However, it’s important to make sure your child and your family are ready for a puppy. Young children,
especially, should be taught puppy etiquette; how to play safely and the responsibility of caring for their
3 Tips on Best Introduction Practices
As in life, there are rules in place for your safety and that of the animals. So, we thought we’d drill down
to the top three best practices to keep in mind when introducing your young child to their first puppy.
- Wait until the excitement dies down. Nervous excitement causes us not to heed dangerous
- situations. Once you’re satisfied the situation is under your control, then
- Show your child the proper way to give affection.
- Don’t be afraid to say “No.” if the situation appears unsafe for the puppy (or the child), explain the puppy is still in training and can’t be pet, yet.
Puppies and young children should never be left alone together without adult supervision. Set some
ground rules for off-limits play.
What to Watch For
Watch for signs of rough play, like pulling the puppy’s ears or tail. Correct or redirect your child’s energy
and observe the puppy’s body language. Assess when your puppy may need to rest and has had enough
Just like your child may need a nap during the day, so too, does a puppy. We all need our rest, especially
those of us with an overabundance of energy like a child or puppy.
Tips for Your Family’s Health
Children are more vulnerable than grown-ups to the illnesses that pets can carry. Here are some helpful tips to avoid risks to your family’s health.
- Ensure your puppy sees a vet regularly.
- Have everyone wash their hands before and after playtime.
- Do not allow playtime around or near the areas where the puppy or dog relieves himself. And don’t forget to pick up after your dog both in your own yard and when on walks. This ensures not only the health of your family, but that of your community as well.

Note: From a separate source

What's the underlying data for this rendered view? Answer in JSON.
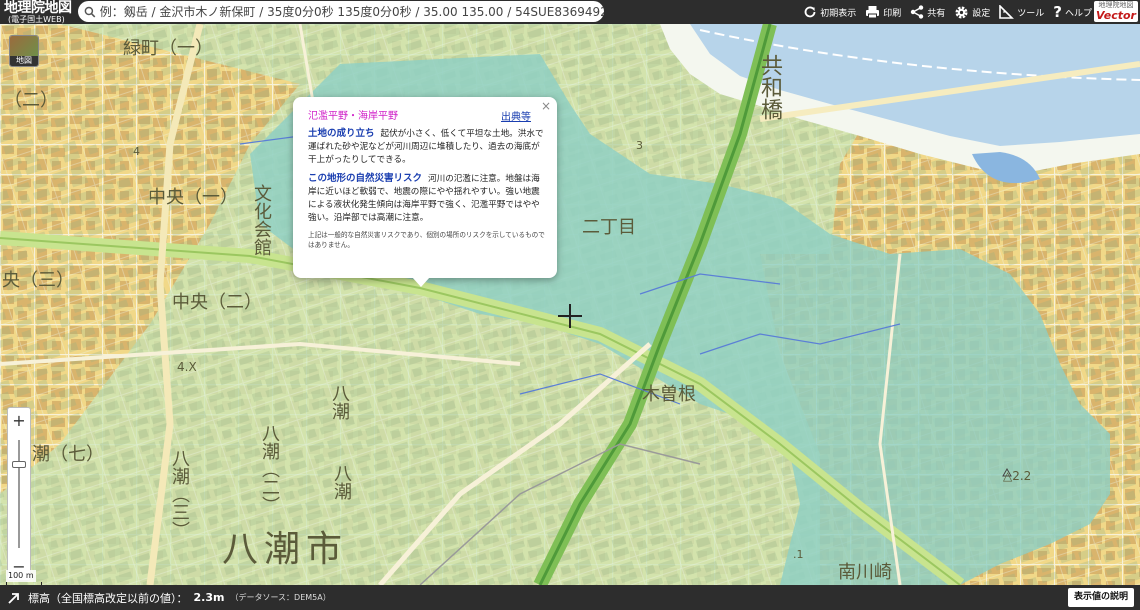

Remember. A dog’s personality is influenced by a variety of factors including line, breeder, and owner. Think of it as the puppy version of “nature vs. nurture.”
Bringing a new puppy into your family adds a layer of love and loyalty difficult to imagine. After all…
“Before you get a dog, you can’t quite imagine what living with one might be like. Afterward, you can’t imagine living any other way.” – Caroline Knapp
Want to learn more or interested in purchasing a puppy? Check out our available puppies or call us at (330) 275-6913 for details. We look forward to meeting you!